**Exercise directions**
Every line below should be copied out exactly.

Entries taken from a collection
'''
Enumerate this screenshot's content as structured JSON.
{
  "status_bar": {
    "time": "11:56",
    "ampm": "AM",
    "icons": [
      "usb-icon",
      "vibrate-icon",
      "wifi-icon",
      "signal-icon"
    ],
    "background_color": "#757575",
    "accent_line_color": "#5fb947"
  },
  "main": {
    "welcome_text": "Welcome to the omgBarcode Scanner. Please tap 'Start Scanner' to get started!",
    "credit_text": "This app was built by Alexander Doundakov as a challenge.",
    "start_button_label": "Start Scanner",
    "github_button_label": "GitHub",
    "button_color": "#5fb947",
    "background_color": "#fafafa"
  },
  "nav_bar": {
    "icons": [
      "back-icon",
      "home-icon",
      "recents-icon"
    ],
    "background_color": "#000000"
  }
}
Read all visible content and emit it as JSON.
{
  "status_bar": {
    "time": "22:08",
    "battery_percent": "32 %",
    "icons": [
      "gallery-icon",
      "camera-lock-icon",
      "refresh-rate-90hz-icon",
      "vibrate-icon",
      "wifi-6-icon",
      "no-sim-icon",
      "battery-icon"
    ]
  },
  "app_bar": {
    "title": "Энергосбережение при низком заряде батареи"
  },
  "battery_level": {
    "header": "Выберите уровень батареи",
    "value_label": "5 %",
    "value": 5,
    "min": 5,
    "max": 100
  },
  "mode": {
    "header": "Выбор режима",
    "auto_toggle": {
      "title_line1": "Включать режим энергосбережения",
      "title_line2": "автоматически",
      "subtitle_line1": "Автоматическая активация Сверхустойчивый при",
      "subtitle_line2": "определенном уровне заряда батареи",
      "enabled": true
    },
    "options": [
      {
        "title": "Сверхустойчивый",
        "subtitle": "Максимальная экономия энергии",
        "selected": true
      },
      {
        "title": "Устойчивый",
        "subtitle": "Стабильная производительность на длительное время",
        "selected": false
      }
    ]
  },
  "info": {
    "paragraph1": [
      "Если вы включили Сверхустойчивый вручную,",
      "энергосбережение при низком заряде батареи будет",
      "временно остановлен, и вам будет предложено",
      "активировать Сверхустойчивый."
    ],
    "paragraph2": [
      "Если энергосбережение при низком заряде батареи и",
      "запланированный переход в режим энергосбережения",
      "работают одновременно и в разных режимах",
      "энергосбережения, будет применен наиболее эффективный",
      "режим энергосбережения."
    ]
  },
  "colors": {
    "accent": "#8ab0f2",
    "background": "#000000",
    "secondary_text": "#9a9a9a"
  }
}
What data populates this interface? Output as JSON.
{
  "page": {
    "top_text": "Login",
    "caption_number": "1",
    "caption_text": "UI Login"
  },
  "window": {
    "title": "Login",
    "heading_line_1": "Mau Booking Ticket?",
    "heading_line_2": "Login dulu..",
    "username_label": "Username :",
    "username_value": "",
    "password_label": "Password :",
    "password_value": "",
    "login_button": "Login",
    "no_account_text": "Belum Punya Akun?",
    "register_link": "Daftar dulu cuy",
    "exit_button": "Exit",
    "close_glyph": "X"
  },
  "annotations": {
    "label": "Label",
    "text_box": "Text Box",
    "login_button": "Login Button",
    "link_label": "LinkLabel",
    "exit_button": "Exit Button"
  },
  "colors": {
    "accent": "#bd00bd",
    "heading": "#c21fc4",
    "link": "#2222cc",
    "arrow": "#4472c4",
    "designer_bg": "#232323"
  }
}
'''
**Result**
Enumerate this screenshot's content as structured JSON.
{
  "status_bar": {
    "time": "11:56",
    "ampm": "AM",
    "icons": [
      "usb-icon",
      "vibrate-icon",
      "wifi-icon",
      "signal-icon"
    ],
    "background_color": "#757575",
    "accent_line_color": "#5fb947"
  },
  "main": {
    "welcome_text": "Welcome to the omgBarcode Scanner. Please tap 'Start Scanner' to get started!",
    "credit_text": "This app was built by Alexander Doundakov as a challenge.",
    "start_button_label": "Start Scanner",
    "github_button_label": "GitHub",
    "button_color": "#5fb947",
    "background_color": "#fafafa"
  },
  "nav_bar": {
    "icons": [
      "back-icon",
      "home-icon",
      "recents-icon"
    ],
    "background_color": "#000000"
  }
}
Read all visible content and emit it as JSON.
{
  "status_bar": {
    "time": "22:08",
    "battery_percent": "32 %",
    "icons": [
      "gallery-icon",
      "camera-lock-icon",
      "refresh-rate-90hz-icon",
      "vibrate-icon",
      "wifi-6-icon",
      "no-sim-icon",
      "battery-icon"
    ]
  },
  "app_bar": {
    "title": "Энергосбережение при низком заряде батареи"
  },
  "battery_level": {
    "header": "Выберите уровень батареи",
    "value_label": "5 %",
    "value": 5,
    "min": 5,
    "max": 100
  },
  "mode": {
    "header": "Выбор режима",
    "auto_toggle": {
      "title_line1": "Включать режим энергосбережения",
      "title_line2": "автоматически",
      "subtitle_line1": "Автоматическая активация Сверхустойчивый при",
      "subtitle_line2": "определенном уровне заряда батареи",
      "enabled": true
    },
    "options": [
      {
        "title": "Сверхустойчивый",
        "subtitle": "Максимальная экономия энергии",
        "selected": true
      },
      {
        "title": "Устойчивый",
        "subtitle": "Стабильная производительность на длительное время",
        "selected": false
      }
    ]
  },
  "info": {
    "paragraph1": [
      "Если вы включили Сверхустойчивый вручную,",
      "энергосбережение при низком заряде батареи будет",
      "временно остановлен, и вам будет предложено",
      "активировать Сверхустойчивый."
    ],
    "paragraph2": [
      "Если энергосбережение при низком заряде батареи и",
      "запланированный переход в режим энергосбережения",
      "работают одновременно и в разных режимах",
      "энергосбережения, будет применен наиболее эффективный",
      "режим энергосбережения."
    ]
  },
  "colors": {
    "accent": "#8ab0f2",
    "background": "#000000",
    "secondary_text": "#9a9a9a"
  }
}
What data populates this interface? Output as JSON.
{
  "page": {
    "top_text": "Login",
    "caption_number": "1",
    "caption_text": "UI Login"
  },
  "window": {
    "title": "Login",
    "heading_line_1": "Mau Booking Ticket?",
    "heading_line_2": "Login dulu..",
    "username_label": "Username :",
    "username_value": "",
    "password_label": "Password :",
    "password_value": "",
    "login_button": "Login",
    "no_account_text": "Belum Punya Akun?",
    "register_link": "Daftar dulu cuy",
    "exit_button": "Exit",
    "close_glyph": "X"
  },
  "annotations": {
    "label": "Label",
    "text_box": "Text Box",
    "login_button": "Login Button",
    "link_label": "LinkLabel",
    "exit_button": "Exit Button"
  },
  "colors": {
    "accent": "#bd00bd",
    "heading": "#c21fc4",
    "link": "#2222cc",
    "arrow": "#4472c4",
    "designer_bg": "#232323"
  }
}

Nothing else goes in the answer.